Pergamum is commended for holding fast to the name of Jesus, but warned to repent of tolerating false teaching.
Bergama, also known as Pergamum, is an ancient city located in present-day Turkey, about 17 miles (27 km) north of the modern city of Izmir. It was founded in the 3rd century BCE by Greek colonists and quickly grew to become one of the most important cities in the region. The city was known for its impressive acropolis, which featured a number of important structures, including the Temple of Athena, the Temple of Trajan, the Library of Pergamum, and the Altar of Zeus. The Library of Pergamum was considered to be one of the most important libraries of the ancient world and was said to contain over 200,000 scrolls.
In addition to its cultural and intellectual achievements, Pergamum was also an important center of politics and power. The city was the capital of the Pergamene Kingdom, which was a powerful state in the region. The kings of Pergamum were known for their ambitious building projects, including the construction of the acropolis and the theater.
Christianity was present in Bergama from an early date, and the city was home to one of the seven churches of Asia mentioned in the New Testament book of Revelation. According to the biblical account, the church in Bergama was commended for its faith but criticized for tolerating the teaching of false prophets. The city was also an important center of early Christian martyrdom, with several early Christian saints, such as Antipas, being martyred there.

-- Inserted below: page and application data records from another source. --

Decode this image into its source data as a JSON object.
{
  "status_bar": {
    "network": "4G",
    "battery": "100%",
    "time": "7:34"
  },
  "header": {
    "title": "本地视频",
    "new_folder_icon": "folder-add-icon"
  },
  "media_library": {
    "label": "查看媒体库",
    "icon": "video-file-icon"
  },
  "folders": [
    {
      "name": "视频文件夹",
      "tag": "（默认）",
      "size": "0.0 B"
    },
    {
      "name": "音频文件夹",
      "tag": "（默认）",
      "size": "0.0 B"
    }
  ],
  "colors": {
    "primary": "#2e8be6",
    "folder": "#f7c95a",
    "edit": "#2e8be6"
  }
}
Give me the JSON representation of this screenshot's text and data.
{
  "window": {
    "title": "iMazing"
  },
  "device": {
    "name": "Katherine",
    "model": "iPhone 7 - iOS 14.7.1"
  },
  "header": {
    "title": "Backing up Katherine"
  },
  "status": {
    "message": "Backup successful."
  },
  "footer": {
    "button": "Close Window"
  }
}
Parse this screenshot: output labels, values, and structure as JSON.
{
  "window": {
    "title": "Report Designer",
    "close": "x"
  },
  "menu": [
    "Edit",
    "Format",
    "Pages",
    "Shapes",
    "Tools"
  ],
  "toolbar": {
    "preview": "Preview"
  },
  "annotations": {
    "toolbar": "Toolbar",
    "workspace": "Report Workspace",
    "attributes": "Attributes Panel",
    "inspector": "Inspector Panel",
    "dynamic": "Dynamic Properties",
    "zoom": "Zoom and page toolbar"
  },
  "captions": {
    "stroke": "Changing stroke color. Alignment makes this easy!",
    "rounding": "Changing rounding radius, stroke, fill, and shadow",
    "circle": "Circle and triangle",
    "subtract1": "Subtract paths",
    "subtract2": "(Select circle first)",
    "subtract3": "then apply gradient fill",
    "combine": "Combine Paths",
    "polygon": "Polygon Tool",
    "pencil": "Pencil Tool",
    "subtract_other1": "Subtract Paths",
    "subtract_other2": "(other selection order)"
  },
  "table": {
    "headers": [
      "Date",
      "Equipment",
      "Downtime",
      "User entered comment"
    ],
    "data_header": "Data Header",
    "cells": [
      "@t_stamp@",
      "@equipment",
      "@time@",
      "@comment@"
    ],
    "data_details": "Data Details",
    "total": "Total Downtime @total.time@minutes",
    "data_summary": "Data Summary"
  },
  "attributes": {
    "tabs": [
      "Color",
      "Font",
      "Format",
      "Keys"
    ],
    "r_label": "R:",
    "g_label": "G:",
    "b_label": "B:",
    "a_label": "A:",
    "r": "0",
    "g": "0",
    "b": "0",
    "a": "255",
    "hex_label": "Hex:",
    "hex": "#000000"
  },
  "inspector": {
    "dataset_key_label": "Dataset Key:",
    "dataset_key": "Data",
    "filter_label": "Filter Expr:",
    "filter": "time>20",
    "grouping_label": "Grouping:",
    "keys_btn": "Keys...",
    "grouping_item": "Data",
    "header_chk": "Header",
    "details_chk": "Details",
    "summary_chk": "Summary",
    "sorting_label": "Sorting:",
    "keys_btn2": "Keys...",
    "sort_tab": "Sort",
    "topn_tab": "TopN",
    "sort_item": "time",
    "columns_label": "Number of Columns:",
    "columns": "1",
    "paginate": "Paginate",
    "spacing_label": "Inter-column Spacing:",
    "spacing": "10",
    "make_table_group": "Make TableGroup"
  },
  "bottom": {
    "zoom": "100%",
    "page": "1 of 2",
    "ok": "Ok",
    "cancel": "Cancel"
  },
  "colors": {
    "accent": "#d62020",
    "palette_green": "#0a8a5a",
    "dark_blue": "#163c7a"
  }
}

Pergamum was conquered by the Roman Republic in 133 BCE, and it was subsequently ruled by the Roman Empire. The city continued to thrive under Roman rule, with the Romans building a number of impressive structures, including the Roman Imperial Cult Temple, the Temple of Dionysus, and the Roman Aqueduct. Today, the ruins of Pergamum are a popular tourist destination and an important source of information about the ancient world.